The thousands of Muslims who are volunteering to join the Islamic State [IS] are not doing so because they are frustrated with the lack of progress in the Israeli-Palestinian peace talks.
The only solution the Islamic State believes in is a Sunni Islamic Caliphate where the surviving non-Muslims who are not massacred would be subject to sharia law.
What Kerry perhaps does not know is that the Islamic State is not interested in the Israeli-Palestinian conflict at all. Unlike Kerry, Sunni scholars fully understand that the Islamic State has more to do with Islam and terrorism than with any other conflict.
by Steven J. Rosen
Palestinian officials have generally been silent about security cooperation with Israel. They are loath to acknowledge how important it is for the survival of the Palestinian Authority [PA], and fear that critics, especially Hamas, will consider it "collaboration with the enemy."
"You smuggle weapons, explosives and cash to the West Bank, not for the fight with Israel, but for a coup against the Palestinian Authority. The Israeli intelligence chief visited me two weeks ago and told me about the [Hamas] group they arrested that was planning for a coup... We have a national unity government and you are thinking about a coup against me." — Mahmoud Abbas, PA President, to Khaled Mashaal, Hamas leader.
According to Israeli Defense Minister Moshe Ya'alon, if the IDF leaves the West Bank, Hamas will take over, and other terrorists groups such as the Islamic Jihad, Al-Qaeda and Islamic State would operate there.

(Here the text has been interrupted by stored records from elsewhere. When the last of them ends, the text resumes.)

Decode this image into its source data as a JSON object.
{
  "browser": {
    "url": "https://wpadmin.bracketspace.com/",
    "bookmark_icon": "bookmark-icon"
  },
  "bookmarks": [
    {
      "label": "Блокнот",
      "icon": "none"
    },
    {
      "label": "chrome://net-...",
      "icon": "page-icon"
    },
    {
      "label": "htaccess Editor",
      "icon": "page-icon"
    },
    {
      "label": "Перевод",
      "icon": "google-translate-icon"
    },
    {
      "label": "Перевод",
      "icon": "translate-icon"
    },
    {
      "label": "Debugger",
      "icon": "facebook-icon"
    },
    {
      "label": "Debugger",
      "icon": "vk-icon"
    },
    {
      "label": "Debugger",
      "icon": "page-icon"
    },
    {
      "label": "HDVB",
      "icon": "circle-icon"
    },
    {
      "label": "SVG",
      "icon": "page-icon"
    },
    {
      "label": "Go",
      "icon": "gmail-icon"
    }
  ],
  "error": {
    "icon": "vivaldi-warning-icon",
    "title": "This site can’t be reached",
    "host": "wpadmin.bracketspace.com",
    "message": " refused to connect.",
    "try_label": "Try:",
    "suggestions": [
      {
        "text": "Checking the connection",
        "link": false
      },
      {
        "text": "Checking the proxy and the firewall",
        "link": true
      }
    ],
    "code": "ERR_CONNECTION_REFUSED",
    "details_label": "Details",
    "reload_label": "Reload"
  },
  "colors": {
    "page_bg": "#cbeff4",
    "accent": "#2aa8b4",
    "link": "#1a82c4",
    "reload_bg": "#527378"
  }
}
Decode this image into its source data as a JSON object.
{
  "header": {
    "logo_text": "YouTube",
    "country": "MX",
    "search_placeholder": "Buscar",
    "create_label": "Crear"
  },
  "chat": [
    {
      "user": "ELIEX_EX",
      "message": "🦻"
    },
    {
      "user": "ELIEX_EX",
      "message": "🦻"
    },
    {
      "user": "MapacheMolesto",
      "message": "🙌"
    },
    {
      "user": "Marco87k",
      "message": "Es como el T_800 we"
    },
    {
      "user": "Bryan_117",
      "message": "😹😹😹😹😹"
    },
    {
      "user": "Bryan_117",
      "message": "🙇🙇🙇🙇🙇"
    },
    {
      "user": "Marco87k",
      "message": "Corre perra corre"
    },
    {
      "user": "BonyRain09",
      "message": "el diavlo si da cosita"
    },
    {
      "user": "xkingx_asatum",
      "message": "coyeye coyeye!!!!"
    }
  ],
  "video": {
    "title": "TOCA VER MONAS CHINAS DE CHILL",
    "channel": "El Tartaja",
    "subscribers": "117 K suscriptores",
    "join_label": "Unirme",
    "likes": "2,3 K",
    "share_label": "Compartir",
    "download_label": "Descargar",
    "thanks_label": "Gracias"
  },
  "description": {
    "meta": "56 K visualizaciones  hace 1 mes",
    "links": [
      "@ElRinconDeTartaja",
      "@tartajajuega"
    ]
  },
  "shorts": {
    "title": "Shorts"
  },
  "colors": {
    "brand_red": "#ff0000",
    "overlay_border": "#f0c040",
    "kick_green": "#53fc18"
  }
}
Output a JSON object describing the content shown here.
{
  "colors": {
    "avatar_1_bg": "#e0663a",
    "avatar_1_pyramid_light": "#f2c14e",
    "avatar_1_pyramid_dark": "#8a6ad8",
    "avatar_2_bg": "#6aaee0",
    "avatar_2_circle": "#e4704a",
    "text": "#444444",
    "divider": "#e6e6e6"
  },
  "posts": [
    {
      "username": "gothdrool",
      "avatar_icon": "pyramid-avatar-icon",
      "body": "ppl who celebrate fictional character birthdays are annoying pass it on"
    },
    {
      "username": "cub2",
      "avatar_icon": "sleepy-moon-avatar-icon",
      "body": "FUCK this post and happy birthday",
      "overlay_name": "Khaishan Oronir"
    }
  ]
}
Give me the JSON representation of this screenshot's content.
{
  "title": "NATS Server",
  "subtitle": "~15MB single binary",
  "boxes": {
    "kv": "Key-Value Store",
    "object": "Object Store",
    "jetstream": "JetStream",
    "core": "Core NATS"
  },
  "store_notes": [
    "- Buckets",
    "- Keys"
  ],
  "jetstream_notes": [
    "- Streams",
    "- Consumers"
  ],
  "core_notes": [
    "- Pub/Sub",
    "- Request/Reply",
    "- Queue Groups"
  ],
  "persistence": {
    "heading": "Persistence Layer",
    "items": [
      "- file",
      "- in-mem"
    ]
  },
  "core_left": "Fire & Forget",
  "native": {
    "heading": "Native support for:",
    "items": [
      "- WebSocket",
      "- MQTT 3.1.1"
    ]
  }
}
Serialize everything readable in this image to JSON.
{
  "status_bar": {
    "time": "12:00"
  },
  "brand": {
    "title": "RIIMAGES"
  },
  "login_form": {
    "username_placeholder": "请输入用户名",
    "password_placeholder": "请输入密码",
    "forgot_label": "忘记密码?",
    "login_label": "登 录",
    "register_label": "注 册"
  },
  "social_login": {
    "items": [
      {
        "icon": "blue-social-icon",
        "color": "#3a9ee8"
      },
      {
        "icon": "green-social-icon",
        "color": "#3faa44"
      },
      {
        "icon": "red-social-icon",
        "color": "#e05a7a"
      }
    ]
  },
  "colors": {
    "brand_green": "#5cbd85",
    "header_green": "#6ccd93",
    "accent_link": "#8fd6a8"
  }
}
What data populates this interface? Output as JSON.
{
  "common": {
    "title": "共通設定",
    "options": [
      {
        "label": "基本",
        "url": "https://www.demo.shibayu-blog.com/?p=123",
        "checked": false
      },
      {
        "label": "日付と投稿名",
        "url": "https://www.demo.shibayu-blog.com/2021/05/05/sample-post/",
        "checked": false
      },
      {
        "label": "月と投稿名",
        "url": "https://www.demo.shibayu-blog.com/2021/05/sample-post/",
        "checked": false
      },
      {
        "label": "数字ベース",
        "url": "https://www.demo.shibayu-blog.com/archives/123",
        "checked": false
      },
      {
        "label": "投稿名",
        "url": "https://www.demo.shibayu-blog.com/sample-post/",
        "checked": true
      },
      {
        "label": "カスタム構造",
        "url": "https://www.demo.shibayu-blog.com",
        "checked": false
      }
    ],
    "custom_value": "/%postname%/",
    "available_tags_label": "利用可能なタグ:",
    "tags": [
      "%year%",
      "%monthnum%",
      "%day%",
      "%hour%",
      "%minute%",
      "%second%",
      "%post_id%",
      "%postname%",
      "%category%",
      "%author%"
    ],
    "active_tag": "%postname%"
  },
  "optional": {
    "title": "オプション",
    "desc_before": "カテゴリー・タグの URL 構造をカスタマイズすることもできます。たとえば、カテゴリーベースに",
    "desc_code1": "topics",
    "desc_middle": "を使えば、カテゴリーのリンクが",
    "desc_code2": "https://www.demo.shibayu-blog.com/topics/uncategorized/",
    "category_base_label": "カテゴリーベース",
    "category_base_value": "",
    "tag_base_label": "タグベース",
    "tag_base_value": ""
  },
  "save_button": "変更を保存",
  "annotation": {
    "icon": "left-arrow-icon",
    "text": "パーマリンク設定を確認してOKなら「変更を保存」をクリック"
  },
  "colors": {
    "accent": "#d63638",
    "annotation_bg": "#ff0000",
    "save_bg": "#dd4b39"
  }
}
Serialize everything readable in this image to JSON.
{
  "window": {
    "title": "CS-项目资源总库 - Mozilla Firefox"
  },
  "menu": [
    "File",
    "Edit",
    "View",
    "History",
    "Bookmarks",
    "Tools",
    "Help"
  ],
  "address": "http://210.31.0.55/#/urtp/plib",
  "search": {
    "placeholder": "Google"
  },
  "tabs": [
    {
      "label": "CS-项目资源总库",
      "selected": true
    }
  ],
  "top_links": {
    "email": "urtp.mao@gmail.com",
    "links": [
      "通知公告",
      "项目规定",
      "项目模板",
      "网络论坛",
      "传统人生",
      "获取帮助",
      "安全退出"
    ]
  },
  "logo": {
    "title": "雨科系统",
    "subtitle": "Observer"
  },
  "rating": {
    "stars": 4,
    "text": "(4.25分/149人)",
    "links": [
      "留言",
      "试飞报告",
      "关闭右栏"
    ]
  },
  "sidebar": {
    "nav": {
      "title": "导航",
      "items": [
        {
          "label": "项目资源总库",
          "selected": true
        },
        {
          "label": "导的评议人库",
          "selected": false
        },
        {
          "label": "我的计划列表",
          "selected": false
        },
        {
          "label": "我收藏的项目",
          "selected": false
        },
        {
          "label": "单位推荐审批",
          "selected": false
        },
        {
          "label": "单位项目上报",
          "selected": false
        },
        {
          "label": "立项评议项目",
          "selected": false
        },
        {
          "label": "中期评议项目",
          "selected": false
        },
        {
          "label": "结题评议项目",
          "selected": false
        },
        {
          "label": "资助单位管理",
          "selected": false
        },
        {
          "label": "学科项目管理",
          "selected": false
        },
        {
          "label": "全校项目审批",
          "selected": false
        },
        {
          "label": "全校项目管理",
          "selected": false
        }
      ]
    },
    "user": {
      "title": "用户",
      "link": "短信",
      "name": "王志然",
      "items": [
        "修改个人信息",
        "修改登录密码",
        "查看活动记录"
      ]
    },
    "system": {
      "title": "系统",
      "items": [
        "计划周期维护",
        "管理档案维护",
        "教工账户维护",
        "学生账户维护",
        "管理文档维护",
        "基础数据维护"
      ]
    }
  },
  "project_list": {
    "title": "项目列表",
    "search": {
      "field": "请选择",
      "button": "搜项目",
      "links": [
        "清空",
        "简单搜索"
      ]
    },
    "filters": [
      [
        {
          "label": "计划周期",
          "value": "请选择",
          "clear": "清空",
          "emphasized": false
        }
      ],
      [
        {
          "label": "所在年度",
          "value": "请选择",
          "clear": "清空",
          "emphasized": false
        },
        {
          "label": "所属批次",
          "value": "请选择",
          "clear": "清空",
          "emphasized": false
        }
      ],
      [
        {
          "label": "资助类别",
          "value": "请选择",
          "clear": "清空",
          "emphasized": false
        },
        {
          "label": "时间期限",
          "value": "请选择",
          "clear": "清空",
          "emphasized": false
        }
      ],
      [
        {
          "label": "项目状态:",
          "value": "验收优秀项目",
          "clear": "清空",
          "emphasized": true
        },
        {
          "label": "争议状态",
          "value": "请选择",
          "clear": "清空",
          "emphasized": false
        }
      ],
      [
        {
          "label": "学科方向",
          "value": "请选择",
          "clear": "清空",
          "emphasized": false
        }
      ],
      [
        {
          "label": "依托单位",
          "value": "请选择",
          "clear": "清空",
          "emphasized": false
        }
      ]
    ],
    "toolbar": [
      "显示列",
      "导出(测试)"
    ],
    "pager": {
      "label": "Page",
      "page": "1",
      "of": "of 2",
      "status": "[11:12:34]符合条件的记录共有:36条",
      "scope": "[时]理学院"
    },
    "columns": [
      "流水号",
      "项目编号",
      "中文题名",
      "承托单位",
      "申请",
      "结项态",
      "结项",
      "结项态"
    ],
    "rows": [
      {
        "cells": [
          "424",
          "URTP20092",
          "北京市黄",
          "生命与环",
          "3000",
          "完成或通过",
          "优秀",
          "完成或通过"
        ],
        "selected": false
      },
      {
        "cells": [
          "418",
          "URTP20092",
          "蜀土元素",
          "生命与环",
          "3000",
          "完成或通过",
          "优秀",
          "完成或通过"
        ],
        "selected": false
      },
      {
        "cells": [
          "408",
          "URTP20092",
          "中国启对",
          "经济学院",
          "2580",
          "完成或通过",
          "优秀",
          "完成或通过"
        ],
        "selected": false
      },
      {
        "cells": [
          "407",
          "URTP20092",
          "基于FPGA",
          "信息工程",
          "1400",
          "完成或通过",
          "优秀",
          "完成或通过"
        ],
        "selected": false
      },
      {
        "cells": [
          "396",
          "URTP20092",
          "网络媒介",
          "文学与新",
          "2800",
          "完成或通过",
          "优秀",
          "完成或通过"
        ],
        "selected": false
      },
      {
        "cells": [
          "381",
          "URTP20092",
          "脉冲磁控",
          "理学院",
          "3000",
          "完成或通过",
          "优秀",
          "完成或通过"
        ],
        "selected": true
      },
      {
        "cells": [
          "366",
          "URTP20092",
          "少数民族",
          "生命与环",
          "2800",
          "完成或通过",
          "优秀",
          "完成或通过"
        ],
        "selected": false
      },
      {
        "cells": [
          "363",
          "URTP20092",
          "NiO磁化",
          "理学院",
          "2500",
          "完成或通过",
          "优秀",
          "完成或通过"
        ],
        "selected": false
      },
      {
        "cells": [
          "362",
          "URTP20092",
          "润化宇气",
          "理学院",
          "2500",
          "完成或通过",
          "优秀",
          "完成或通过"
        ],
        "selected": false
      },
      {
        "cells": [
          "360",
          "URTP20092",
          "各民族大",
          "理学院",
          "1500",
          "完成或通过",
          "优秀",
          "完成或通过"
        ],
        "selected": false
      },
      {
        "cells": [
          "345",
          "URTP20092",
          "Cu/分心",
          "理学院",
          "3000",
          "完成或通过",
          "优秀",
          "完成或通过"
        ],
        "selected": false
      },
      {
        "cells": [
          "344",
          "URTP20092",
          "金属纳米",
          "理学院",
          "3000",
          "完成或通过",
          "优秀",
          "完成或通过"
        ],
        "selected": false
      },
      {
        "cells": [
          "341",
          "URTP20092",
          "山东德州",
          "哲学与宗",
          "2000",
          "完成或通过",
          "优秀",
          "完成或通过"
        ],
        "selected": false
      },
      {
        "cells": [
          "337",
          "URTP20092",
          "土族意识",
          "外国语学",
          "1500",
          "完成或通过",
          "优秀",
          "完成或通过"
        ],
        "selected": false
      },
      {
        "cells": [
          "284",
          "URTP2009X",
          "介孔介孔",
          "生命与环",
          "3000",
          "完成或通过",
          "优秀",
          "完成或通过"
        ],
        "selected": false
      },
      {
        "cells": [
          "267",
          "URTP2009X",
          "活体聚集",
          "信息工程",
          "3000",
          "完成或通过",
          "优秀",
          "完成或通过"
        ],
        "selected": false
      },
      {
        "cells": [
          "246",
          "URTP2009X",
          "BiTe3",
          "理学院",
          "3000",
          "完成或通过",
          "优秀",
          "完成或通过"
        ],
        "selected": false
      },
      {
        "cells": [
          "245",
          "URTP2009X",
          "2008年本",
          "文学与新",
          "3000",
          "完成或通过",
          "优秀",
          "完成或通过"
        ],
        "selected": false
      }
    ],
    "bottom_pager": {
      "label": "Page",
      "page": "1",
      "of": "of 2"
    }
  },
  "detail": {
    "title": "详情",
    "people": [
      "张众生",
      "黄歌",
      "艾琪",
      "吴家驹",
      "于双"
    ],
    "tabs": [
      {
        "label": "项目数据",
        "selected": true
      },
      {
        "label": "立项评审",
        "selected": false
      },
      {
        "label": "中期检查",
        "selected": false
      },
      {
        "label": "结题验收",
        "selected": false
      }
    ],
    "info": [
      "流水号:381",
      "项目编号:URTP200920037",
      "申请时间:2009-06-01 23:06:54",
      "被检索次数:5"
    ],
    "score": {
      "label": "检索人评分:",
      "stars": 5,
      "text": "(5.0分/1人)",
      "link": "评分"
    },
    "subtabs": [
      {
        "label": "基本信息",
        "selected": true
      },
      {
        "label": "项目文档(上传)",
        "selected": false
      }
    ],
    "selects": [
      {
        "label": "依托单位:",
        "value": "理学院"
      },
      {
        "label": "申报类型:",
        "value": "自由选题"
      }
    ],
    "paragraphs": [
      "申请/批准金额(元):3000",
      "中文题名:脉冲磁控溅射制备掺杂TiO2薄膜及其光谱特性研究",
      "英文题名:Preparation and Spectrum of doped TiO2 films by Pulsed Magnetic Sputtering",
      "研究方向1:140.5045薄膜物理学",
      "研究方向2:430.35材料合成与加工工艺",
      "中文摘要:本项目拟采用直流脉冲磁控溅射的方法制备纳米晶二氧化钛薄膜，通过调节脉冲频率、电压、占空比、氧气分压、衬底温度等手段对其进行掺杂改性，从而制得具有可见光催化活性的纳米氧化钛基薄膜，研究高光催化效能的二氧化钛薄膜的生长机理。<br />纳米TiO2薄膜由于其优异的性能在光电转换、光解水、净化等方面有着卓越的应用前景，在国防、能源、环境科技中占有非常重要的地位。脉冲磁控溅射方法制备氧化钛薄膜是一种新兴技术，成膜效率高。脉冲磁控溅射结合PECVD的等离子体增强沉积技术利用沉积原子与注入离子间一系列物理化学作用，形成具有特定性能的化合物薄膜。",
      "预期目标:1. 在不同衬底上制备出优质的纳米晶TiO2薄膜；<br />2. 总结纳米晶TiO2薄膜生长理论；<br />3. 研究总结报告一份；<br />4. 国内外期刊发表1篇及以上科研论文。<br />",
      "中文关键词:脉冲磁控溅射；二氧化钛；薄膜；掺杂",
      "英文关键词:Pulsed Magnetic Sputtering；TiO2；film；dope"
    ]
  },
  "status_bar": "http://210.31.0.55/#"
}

In recent months, Abbas has been making a series of threats against Israel. If Abbas becomes another Arafat, it could be the Israeli side that loses interest in security cooperation.
by Burak Bekdil
It was the Islamists who, since they came to power in the 2000s, have reaped the biggest political gains from the "Palestine-fetish."
But the Turkish rhetoric on "solidarity" with our Palestinian brothers often seems askew to how solidarity should be.
by Raheel Raza
One blogger writes that Malala hates Pakistan's military. I believe it is the other way around.
I would so like to see the day when Malala is welcomed back in Pakistan, with the whole country cheering.
by Francesco Sisci
Democratic evolution in China was being seriously considered. The failures of U.S. support for democracy in Afghanistan, Iraq, Egypt and Libya gave new food for thought to those opposed to democracy. Lastly, the United States did not strongly oppose the anti-democratic coup d'état that overthrew a democratically elected government in Thailand.
On the other hand, Russia -- dominated by Vladimir Putin, a new autocrat determined to stifle democracy in Russia -- provided a new model.
The whole of Eastern Europe and most of Latin America, formerly in the clutches of dictatorships, are now efficient democracies. This seems to indicate that while democracy cannot be parachuted into a country, there is a broader, longer-term global trend toward democracy and that its growth depends on local conditions.
As economic development needed careful planning, political reforms need even greater planning. The question remains: is China preparing for these political reforms?